In the meantime Weld had fully sustained his reputation as a topographer in his ‘Illustrations of the Scenery of Killarney and the surrounding Country’ (London, 1807, 4to, and 1812, 8vo), illustrated by eighteen engravings on copper from drawings by the author. During his peregrinations in the south-west of Ireland he navigated the lakes in a boat which he manufactured out of compressed brown paper, and he also ascended the then little known summit of Gherauntuel, in the Macgillicuddy Reeks.
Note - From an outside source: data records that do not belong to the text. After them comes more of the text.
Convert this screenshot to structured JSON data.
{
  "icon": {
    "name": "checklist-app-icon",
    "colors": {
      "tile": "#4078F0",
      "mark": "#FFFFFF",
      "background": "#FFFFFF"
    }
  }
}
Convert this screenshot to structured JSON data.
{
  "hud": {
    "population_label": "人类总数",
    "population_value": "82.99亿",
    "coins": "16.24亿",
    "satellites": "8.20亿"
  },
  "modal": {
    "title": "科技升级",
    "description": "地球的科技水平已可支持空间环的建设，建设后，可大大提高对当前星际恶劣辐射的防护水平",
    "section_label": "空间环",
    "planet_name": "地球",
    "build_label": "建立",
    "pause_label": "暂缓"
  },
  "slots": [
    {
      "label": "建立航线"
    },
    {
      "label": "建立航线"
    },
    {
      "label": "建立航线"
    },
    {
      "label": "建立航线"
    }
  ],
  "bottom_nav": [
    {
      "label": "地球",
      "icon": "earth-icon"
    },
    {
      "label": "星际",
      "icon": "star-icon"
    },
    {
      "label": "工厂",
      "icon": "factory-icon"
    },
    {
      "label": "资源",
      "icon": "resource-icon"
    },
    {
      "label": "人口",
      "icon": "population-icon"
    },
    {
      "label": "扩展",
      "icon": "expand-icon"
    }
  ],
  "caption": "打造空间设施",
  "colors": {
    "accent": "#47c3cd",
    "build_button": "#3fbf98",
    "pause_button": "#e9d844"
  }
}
In May 1815 he sailed upon what was then thought a perilous voyage, embarking in the pioneer 14 horse-power steamboat Thames, sailing from Dunleary to London. His voyage, during which, though the weather was rough, the small steamer overhauled all the shipping in the Channel, formed the subject of an animated narrative in ‘Fraser's Magazine’ for September 1848. In 1838, at which time he held the post of senior honorary secretary to the Royal Dublin Society, Weld drew up for this body his compendious ‘Statistical Survey of the County of Roscommon’ (Dublin, 8vo). Weld took a keen interest in Irish industries, and first suggested the triennial exhibitions which the Royal Dublin Society inagurated. In 1838 he gave valuable evidence before the select committee appointed to inquire into the administration of the society. In his later years he travelled extensively in Italy and spent much time in Rome, where he became intimate with Canova. He died on 4 Aug. 1856 at Ravenswell, near Bray, where the greater portion of his later life, when he was not upon his travels, had been spent. He married at Edinburgh, in 1802, Alexandrina Home, but left no issue. The members of the Royal Dublin Society raised a monument to his memory in Mount Jerome cemetery in the course of 1857.[Dublin Univ. Mag. No. xlix (Jan. 1857); Proc. Royal Dublin Society, xciii. 3, 5, 22, 25, xciv. 14, 17; Athenæum, 1857, i. 19; Stevenson's Cat. of Voyages and Travels, No. 808; Monthly Rev. 1799 iii. 200, 1808 i. 18; Quarterly Rev. ii. 314; Randall's Life of Jefferson, 1858, iii. 340; Gent. Mag. 1855, i. 610; Tuckerman's America and her Commentators, 1864, p. 208; De Quincey's Opium Eater, 1886, p. 83.]